TASK TO CARRY OUT: Restate the records that follow word for word; no pictures should appear.

===== SOURCE MATERIAL =====

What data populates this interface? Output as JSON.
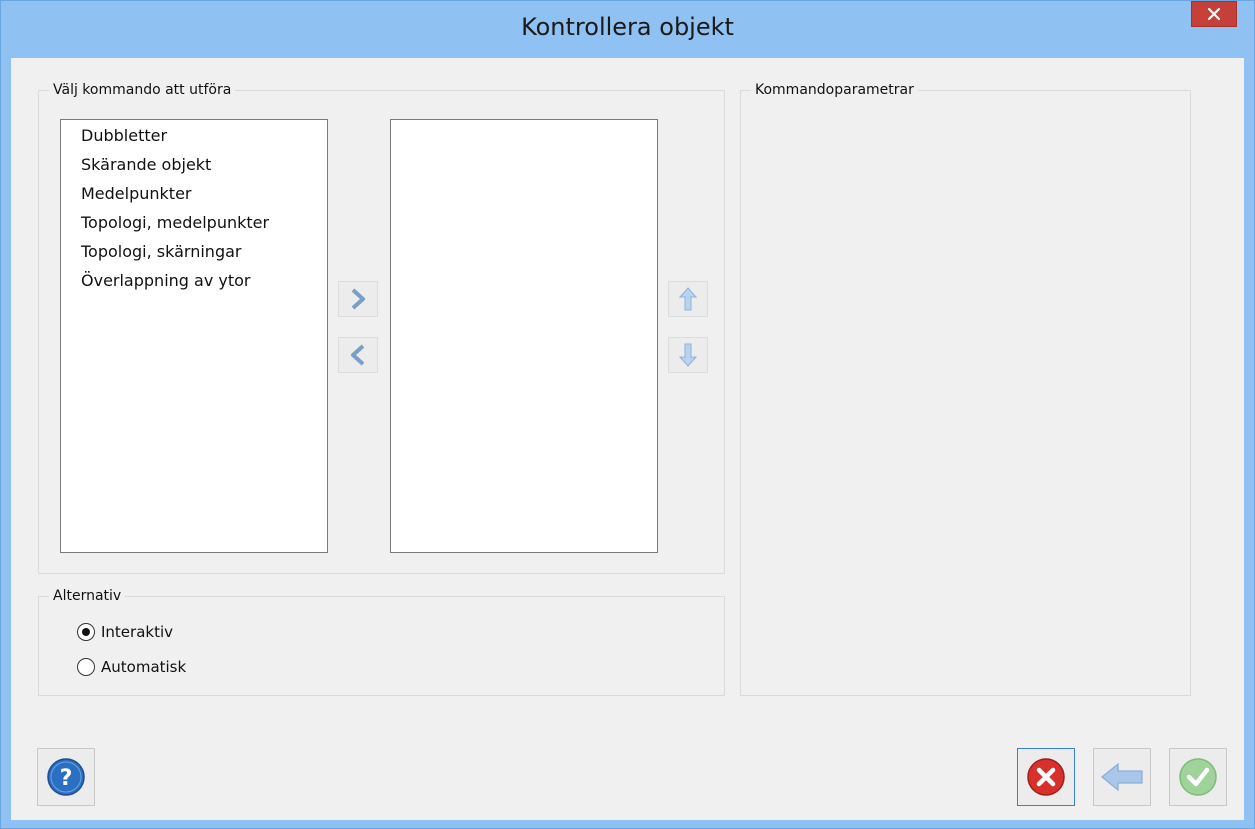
{
  "window": {
    "title": "Kontrollera objekt"
  },
  "commands_group": {
    "label": "Välj kommando att utföra"
  },
  "available_commands": [
    {
      "label": "Dubbletter"
    },
    {
      "label": "Skärande objekt"
    },
    {
      "label": "Medelpunkter"
    },
    {
      "label": "Topologi, medelpunkter"
    },
    {
      "label": "Topologi, skärningar"
    },
    {
      "label": "Överlappning av ytor"
    }
  ],
  "selected_commands": [],
  "parameters_group": {
    "label": "Kommandoparametrar"
  },
  "options_group": {
    "label": "Alternativ",
    "radios": [
      {
        "label": "Interaktiv",
        "checked": true
      },
      {
        "label": "Automatisk",
        "checked": false
      }
    ]
  },
  "icons": {
    "close": "close-icon",
    "add": "chevron-right-icon",
    "remove": "chevron-left-icon",
    "up": "arrow-up-icon",
    "down": "arrow-down-icon",
    "help": "help-icon",
    "cancel": "cancel-icon",
    "back": "back-arrow-icon",
    "ok": "ok-check-icon"
  },
  "colors": {
    "titlebar": "#8fc1f2",
    "close_button": "#c6403a",
    "cancel_icon": "#d7312c",
    "help_icon": "#2a6fc2",
    "disabled_blue": "#a9c7ea",
    "disabled_green": "#9fd39a"
  }
}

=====

RESPONSE:
What data populates this interface? Output as JSON.
{
  "window": {
    "title": "Kontrollera objekt"
  },
  "commands_group": {
    "label": "Välj kommando att utföra"
  },
  "available_commands": [
    {
      "label": "Dubbletter"
    },
    {
      "label": "Skärande objekt"
    },
    {
      "label": "Medelpunkter"
    },
    {
      "label": "Topologi, medelpunkter"
    },
    {
      "label": "Topologi, skärningar"
    },
    {
      "label": "Överlappning av ytor"
    }
  ],
  "selected_commands": [],
  "parameters_group": {
    "label": "Kommandoparametrar"
  },
  "options_group": {
    "label": "Alternativ",
    "radios": [
      {
        "label": "Interaktiv",
        "checked": true
      },
      {
        "label": "Automatisk",
        "checked": false
      }
    ]
  },
  "icons": {
    "close": "close-icon",
    "add": "chevron-right-icon",
    "remove": "chevron-left-icon",
    "up": "arrow-up-icon",
    "down": "arrow-down-icon",
    "help": "help-icon",
    "cancel": "cancel-icon",
    "back": "back-arrow-icon",
    "ok": "ok-check-icon"
  },
  "colors": {
    "titlebar": "#8fc1f2",
    "close_button": "#c6403a",
    "cancel_icon": "#d7312c",
    "help_icon": "#2a6fc2",
    "disabled_blue": "#a9c7ea",
    "disabled_green": "#9fd39a"
  }
}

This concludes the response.